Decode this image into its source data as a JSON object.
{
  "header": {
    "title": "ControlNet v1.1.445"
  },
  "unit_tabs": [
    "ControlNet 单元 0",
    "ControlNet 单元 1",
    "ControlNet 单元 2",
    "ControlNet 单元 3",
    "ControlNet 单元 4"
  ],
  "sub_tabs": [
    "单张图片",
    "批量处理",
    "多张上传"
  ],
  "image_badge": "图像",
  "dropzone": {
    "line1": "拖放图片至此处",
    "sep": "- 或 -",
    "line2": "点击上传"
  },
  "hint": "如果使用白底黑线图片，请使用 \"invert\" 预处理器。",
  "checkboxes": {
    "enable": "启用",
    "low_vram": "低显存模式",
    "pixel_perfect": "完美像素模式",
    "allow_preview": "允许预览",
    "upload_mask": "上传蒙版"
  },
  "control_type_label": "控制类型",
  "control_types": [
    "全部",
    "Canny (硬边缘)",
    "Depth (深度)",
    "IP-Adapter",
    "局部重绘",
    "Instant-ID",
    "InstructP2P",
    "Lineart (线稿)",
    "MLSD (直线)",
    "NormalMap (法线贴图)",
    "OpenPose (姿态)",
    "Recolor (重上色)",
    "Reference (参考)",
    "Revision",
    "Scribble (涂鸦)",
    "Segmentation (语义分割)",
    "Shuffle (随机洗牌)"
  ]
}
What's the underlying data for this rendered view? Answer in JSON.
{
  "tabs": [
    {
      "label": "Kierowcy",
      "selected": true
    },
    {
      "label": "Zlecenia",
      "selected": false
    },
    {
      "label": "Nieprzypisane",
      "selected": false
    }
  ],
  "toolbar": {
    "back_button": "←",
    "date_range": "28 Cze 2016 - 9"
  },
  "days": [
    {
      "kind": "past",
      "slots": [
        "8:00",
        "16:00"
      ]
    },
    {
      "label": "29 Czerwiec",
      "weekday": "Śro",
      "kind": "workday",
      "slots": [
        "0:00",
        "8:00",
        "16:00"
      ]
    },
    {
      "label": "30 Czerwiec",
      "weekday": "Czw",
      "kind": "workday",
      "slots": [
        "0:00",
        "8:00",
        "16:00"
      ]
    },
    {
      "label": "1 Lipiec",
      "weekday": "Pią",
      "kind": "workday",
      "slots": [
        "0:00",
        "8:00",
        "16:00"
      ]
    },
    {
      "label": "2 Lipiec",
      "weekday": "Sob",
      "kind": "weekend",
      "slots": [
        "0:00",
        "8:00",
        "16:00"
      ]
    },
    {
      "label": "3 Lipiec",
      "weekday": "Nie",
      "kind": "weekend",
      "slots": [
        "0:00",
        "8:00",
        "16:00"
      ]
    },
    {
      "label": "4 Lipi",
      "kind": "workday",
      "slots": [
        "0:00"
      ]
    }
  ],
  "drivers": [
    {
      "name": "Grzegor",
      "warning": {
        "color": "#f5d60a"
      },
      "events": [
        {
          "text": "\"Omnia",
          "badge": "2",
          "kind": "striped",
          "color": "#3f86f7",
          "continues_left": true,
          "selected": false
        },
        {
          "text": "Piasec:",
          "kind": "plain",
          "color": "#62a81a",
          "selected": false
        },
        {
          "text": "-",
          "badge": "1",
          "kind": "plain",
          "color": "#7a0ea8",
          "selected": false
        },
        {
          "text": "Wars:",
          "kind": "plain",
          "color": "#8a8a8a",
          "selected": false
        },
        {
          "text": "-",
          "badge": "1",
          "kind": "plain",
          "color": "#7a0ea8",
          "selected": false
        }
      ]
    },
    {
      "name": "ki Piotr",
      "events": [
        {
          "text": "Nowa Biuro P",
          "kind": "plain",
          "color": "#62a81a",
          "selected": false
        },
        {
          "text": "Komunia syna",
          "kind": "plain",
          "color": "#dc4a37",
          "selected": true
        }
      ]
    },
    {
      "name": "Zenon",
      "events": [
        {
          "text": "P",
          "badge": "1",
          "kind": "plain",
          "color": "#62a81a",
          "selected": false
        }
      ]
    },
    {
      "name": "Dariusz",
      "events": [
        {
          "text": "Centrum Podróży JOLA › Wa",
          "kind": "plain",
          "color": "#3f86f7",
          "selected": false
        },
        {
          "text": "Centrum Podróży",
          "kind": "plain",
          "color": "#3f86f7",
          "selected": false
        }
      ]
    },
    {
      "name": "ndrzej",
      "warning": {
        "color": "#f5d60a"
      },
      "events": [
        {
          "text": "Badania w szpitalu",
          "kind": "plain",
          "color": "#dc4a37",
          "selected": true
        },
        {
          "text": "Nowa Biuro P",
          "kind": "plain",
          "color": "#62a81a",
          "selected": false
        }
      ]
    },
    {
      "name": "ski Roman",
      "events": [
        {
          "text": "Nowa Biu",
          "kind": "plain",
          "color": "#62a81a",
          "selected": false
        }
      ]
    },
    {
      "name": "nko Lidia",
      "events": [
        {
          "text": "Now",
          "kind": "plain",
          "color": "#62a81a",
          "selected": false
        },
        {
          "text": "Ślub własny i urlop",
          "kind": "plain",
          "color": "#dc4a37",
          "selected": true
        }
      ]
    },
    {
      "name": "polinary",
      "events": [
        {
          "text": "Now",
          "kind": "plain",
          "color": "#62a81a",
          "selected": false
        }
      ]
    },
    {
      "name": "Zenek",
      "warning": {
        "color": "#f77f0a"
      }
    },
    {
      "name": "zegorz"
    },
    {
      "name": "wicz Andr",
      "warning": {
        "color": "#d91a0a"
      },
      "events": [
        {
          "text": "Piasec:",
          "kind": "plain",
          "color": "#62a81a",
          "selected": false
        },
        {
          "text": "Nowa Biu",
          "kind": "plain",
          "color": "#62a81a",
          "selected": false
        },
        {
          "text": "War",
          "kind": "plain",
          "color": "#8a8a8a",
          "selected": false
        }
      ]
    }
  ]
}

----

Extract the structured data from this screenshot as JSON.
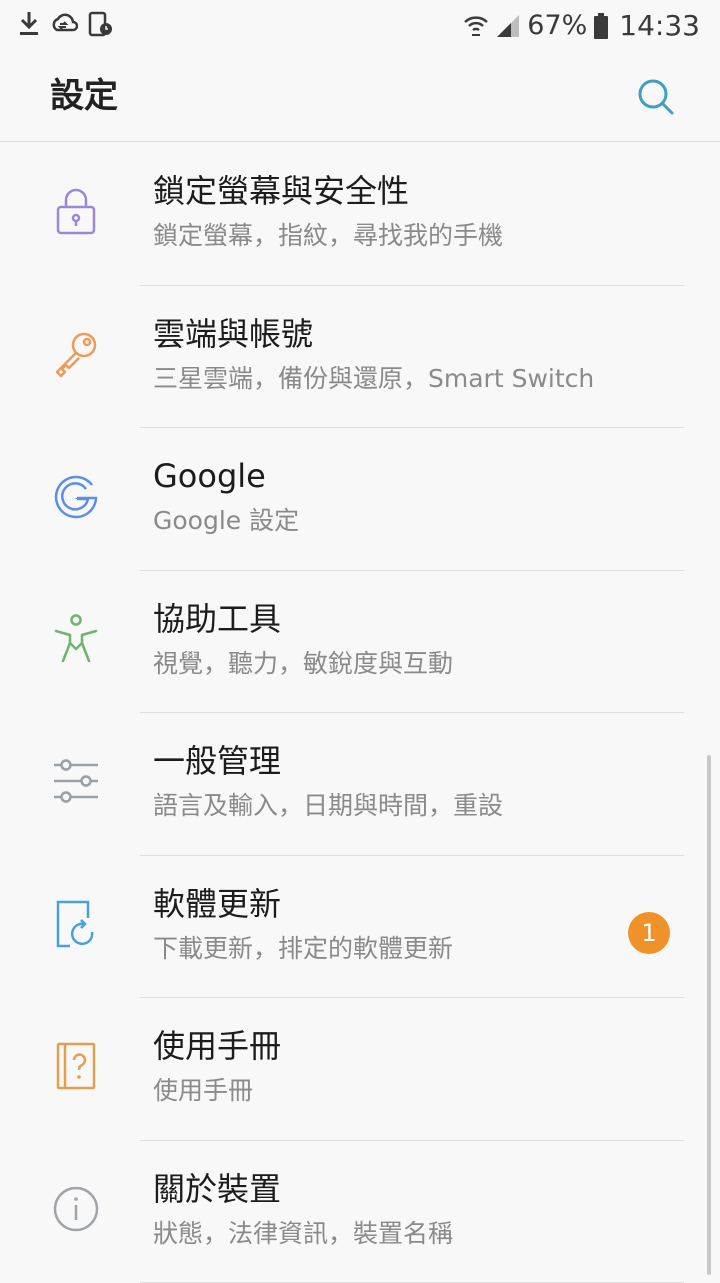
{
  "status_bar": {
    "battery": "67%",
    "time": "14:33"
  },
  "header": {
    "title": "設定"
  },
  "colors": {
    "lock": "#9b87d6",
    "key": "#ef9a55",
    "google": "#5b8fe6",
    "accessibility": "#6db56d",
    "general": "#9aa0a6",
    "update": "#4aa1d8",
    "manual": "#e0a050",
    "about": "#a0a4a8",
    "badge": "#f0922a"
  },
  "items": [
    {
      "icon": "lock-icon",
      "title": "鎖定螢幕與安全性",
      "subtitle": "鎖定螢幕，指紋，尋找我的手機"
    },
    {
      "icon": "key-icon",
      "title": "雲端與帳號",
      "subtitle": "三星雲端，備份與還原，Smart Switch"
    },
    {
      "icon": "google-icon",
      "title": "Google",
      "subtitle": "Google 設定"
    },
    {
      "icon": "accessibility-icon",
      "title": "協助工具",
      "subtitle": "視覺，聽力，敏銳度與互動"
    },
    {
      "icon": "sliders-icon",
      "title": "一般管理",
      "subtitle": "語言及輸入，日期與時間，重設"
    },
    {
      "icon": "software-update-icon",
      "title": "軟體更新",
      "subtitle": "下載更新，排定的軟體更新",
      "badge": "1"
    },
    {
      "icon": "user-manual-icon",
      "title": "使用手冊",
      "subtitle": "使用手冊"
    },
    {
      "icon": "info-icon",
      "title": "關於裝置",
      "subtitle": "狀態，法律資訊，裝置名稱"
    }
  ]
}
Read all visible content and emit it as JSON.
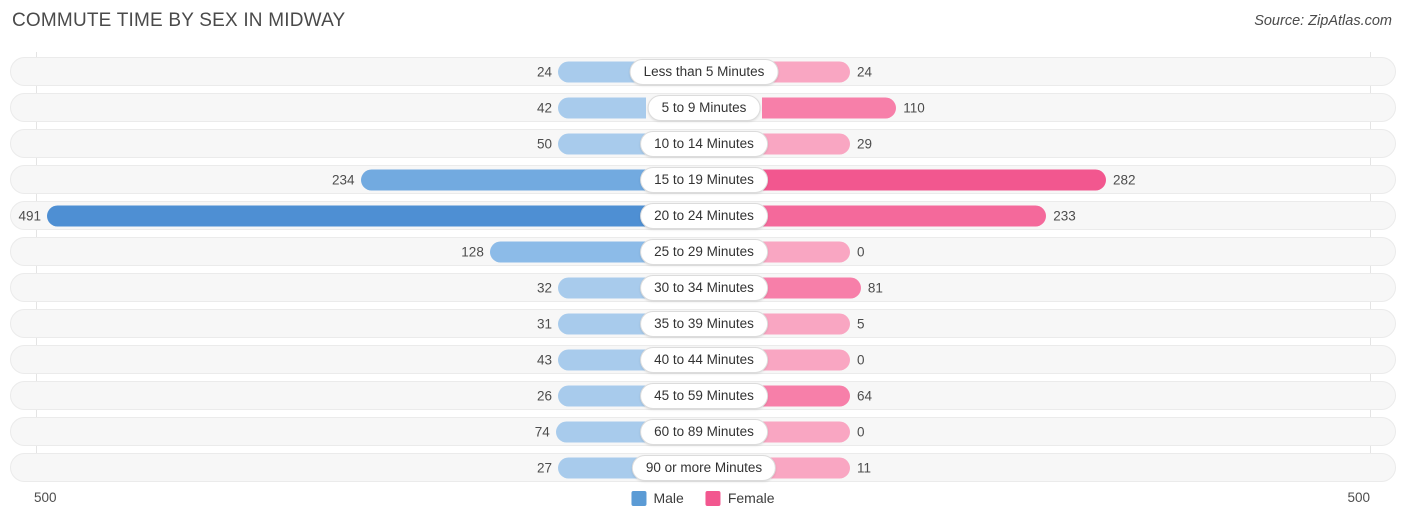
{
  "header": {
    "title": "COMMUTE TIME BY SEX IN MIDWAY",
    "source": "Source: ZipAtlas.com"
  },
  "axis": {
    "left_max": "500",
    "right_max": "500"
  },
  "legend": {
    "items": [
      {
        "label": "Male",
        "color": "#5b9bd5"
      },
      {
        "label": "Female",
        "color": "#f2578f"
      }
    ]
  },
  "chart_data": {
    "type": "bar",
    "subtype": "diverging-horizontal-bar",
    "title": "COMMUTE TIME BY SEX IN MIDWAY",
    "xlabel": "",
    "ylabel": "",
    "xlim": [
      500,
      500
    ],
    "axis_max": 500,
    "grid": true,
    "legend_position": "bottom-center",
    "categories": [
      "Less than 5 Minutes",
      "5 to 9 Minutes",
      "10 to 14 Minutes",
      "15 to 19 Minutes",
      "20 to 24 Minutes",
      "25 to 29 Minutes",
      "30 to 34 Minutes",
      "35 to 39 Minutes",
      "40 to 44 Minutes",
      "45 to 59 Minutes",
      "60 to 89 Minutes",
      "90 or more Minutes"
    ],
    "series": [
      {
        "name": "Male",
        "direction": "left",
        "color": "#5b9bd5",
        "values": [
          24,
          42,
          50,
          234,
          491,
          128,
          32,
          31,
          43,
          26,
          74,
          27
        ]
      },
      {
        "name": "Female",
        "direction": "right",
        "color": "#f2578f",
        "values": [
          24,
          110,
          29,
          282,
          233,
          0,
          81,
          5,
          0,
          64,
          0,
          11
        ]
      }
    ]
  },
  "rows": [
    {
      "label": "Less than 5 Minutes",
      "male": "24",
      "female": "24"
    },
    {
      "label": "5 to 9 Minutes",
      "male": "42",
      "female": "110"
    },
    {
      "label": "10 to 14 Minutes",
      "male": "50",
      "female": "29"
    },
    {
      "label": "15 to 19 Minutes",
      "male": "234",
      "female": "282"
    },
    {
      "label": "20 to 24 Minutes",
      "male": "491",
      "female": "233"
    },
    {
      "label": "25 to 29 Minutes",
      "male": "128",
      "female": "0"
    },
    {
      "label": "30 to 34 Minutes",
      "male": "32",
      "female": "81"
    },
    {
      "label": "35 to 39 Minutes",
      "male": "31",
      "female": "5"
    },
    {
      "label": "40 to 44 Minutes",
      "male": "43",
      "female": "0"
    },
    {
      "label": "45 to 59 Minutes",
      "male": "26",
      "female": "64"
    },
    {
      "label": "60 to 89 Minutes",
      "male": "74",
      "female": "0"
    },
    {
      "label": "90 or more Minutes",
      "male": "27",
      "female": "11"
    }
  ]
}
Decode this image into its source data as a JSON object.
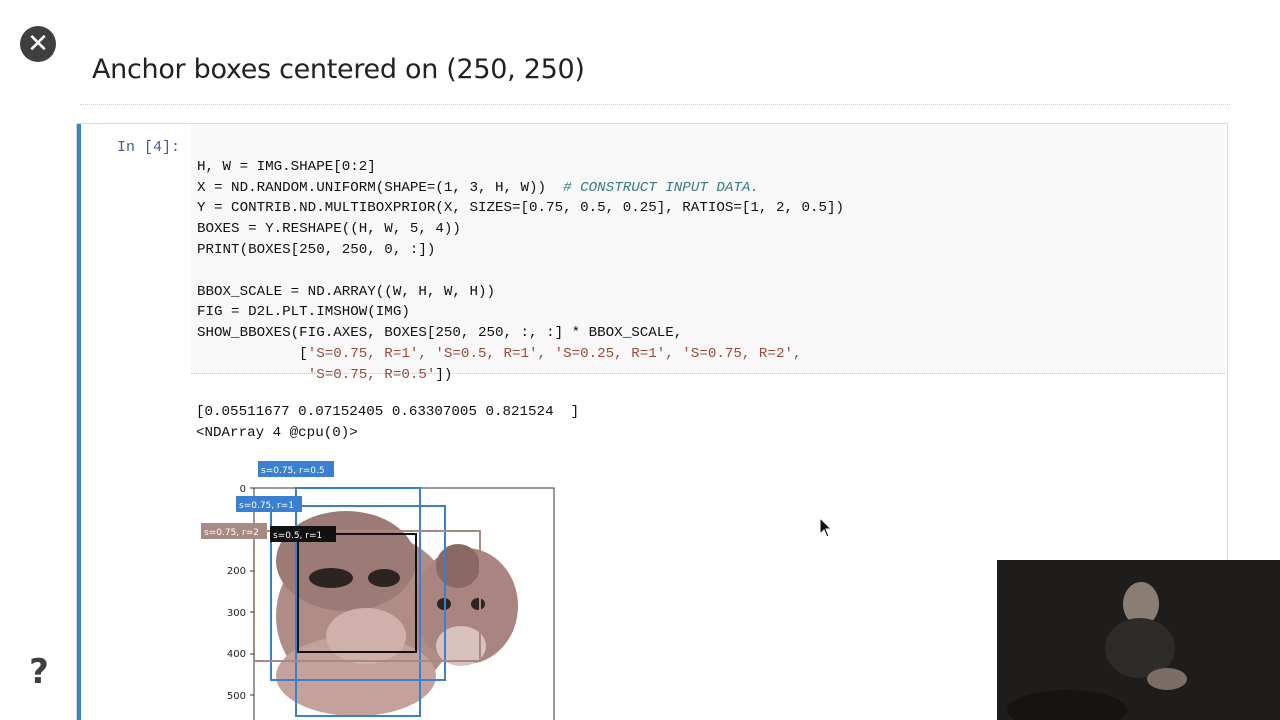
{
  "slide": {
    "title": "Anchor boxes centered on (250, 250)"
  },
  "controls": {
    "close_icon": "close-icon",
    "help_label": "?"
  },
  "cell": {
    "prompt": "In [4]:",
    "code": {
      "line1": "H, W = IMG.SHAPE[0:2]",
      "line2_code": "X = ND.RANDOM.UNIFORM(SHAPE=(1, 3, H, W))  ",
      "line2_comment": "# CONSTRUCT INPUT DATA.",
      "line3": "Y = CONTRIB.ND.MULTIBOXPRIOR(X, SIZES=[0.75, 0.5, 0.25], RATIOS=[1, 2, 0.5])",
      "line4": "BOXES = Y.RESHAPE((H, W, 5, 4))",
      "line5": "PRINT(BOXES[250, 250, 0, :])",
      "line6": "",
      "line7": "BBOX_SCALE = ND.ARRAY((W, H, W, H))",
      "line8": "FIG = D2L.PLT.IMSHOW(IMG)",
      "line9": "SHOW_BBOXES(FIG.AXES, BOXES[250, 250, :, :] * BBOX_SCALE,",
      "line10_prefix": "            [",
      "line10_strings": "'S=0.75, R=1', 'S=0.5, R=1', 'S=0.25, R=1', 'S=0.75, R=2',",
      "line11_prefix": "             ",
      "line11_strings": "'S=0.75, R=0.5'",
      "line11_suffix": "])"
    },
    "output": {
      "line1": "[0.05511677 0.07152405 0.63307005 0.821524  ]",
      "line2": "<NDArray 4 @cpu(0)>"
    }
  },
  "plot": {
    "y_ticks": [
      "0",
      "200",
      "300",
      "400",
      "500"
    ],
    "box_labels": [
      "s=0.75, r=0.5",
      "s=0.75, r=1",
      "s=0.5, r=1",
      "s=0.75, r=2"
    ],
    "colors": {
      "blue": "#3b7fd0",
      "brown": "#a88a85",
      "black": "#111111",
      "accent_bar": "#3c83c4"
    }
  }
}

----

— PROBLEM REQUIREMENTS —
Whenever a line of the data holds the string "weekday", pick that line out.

— YOUR RESPONSE —
      "weekday": "Śro",
      "weekday": "Czw",
      "weekday": "Pią",
      "weekday": "Sob",
      "weekday": "Nie",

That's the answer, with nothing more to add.